These shots have got to make the pros cringe...
They made me cringe, and I'm just about as far from a pro as you can get and still call yourself a (backyard) shaper.
Don't let the bastards grind you down.
I miss spoke though; Burch has got as much time and effort in it as Tyler. Out of that group I guess you could say they are the most experienced. Flores seems to be scrutinizing every shape with that Phillips trained eye.
Yes, the glassers. I didn't think through the next logical step. But, maybe the board mill tech will get cheaper and cheaper and affordable. Surfboards will be as soulful as buying a pair of Nike's .Mike
First off, they are all great surfers who could probably ride anything. I enjoyed the video.
I'm a hobbiest. I did work many years ago for a boat builder who was also a professional surfboard shaper (Dennis Choate- used to shape the Phil Edwards model for Hobie and built a boat for Edwards). I did a lot of keel plug and rudder shaping while working there. I also shaped a few boards and was slowly becoming proficient with his skil 100's. I remember him bursting into the shaping once, yelling, "No short strokes!" He showed me how to make continuous cuts from tip to tail, feathering the depth of cut with the skil. Because of this experience I always cringe when I see shapers scrubbing with little strokes in a small area. These guys were doing that a lot.
Still looks like their boards worked unde their feet.
When they get to the point that a Shortboard cost as much as an expensive pair of Nike; Then we will be getting somewhere.
Absolutely! First thing I noticed. Scrubbers! I have watched quite a few young guys and gals do the same thing at the Del Mar Board Show. Right away you know that they either learned on their own, watched all the WRONG YouTube videos or just had a BAD teacher. In fact I just this AM delivered a couple of blanks to a garage that had two guys both shaping the same blank. One on one end with a Skil and one on the other end with a little Green Machine Hitachi. When I say the same Blank I do not mean the same type of blank(ie two identical 6’4 A’s on two different shaping stands). No! I mean what I said; The Same blank. I would have set them straight, but just was in too big a hurry to get somewhere. It put a smile on my face or a look of amusement might be a better expression. PS. You got your education in shaping and boat building from a good instructor. Have always heard that Choate was very good at both.
That's one of the funniest word pictures I've seen in quite a while.
Aaaaaargh! Where are their masks? Interesting clip, but I cringed every time I saw someone operating a planer or even just a surform with no dust protection.
Young men think they're bullet proof - I know, I was one once - but foam and dust are no joke. What we do today comes back to haunt us twenty years down the track.

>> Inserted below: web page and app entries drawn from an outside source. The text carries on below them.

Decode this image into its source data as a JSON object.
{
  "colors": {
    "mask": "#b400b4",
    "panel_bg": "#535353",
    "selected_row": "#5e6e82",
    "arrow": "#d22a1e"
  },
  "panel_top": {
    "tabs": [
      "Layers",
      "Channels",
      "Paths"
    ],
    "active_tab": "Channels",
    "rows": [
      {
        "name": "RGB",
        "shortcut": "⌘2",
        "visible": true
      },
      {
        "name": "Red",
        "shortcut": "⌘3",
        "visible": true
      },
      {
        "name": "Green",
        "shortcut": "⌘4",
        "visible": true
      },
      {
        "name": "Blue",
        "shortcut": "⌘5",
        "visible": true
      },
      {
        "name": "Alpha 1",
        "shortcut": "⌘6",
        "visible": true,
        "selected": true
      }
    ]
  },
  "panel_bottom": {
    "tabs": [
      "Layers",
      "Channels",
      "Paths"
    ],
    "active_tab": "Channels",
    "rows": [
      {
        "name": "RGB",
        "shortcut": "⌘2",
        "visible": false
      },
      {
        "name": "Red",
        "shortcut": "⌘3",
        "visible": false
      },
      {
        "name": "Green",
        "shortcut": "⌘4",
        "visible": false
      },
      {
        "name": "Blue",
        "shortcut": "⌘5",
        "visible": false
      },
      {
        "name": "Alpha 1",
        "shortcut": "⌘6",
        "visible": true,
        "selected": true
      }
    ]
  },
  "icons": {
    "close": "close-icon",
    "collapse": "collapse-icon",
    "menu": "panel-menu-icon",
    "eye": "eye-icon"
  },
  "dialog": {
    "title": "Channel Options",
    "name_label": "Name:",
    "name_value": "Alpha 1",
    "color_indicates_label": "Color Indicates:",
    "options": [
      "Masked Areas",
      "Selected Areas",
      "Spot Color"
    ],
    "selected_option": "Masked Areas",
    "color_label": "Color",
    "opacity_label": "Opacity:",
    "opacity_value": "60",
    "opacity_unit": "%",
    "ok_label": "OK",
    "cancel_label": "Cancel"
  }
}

Get a mask on, for the love of everything sacred!
That short-stroke scrubbing is rampant with Hitachi users since they ride the planer off the shoe and not the rear base. If you try and do long strokes off the shoe you get wavy and rolling depth cuts. There's a reason they do this however. Because the Hitachi shoe moves up/down, the opening for the cutters (space between the rear base and shoe) is a fixed width. On the Skil and any planer with a sliding shoe this opening is variable width. If the opening isn't wide enough, the planer will not start easily into a cut unless you tip it forward and increase the depth excessively and this is what happens with the Hitachi. A Skil can be simply pushed into a cut and this is why it produces such flat and finely tapered cuts; granted the weight plays a role in this also. I learned this first hand when I had worked on that Bosch conversion years ago. After a lot of prototypes and testing with Barry Snyder, I was able to increase the opening width to a sweet spot where it would cut when pushed forward off the base. However the cuts were still not the way I wanted. My conclusion is that without some type of sliding shoe, no planer will work like a Skil does. Therefore it's not the same technique in my opinion.
Traditional shaping techniques (and the order of the whole process) were developed using a Skil and are based on predictable results in the shortest possible time; that is what production hand-shaping was all about. Some can produce the same end result with a Hitachi, Bosch, hand plane, surform, sanding block, draw knife, whatever but it will be a different technique and certainly will not be as efficient. By that I mean that you can't watch a video of Terry Martin shaping and aspire to do it the same way with the other tools I mentioned.